**Work to be completed**
Could you filter the records below down to the lines that include the word "description"?

**Input data**
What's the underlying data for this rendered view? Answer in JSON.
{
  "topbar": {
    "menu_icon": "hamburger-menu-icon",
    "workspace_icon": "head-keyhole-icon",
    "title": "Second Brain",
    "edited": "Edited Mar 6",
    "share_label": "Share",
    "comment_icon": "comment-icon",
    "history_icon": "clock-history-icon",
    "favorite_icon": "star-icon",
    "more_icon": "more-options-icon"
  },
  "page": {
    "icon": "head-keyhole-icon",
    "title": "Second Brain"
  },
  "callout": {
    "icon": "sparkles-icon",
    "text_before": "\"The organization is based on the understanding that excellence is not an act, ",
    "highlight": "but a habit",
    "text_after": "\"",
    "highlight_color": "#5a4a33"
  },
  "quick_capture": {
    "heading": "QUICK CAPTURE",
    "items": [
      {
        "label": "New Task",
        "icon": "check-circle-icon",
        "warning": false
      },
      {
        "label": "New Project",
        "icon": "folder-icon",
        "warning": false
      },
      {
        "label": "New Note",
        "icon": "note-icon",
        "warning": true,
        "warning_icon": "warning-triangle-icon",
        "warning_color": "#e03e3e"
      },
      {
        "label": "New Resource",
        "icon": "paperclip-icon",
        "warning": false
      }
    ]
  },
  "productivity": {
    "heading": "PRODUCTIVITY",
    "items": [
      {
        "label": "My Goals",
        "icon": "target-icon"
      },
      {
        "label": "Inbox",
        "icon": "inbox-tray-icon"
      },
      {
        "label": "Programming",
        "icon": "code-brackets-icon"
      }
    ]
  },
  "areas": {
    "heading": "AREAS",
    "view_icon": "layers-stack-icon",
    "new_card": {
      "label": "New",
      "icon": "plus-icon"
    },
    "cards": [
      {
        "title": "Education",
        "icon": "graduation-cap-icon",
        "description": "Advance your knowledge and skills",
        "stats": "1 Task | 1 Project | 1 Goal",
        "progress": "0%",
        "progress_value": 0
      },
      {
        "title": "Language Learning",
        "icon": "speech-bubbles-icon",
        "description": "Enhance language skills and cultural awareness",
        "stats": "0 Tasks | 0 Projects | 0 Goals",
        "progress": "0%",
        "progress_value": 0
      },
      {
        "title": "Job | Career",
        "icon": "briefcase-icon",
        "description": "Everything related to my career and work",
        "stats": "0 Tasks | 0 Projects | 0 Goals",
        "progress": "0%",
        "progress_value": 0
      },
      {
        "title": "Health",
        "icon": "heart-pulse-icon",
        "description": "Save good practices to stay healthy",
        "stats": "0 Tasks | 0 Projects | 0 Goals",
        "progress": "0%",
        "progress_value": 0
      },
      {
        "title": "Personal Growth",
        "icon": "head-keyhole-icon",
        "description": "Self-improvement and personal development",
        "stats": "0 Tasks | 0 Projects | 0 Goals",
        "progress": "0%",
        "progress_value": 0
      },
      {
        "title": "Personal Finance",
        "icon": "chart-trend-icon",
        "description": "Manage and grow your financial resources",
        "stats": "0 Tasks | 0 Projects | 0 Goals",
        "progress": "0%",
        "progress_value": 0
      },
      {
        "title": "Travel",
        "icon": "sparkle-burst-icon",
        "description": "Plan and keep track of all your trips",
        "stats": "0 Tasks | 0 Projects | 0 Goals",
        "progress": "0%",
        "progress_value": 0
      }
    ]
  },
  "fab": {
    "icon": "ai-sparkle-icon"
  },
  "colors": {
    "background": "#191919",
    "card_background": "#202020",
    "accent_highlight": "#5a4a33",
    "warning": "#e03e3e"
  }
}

**Answer box**
        "description": "Advance your knowledge and skills",
        "description": "Enhance language skills and cultural awareness",
        "description": "Everything related to my career and work",
        "description": "Save good practices to stay healthy",
        "description": "Self-improvement and personal development",
        "description": "Manage and grow your financial resources",
        "description": "Plan and keep track of all your trips",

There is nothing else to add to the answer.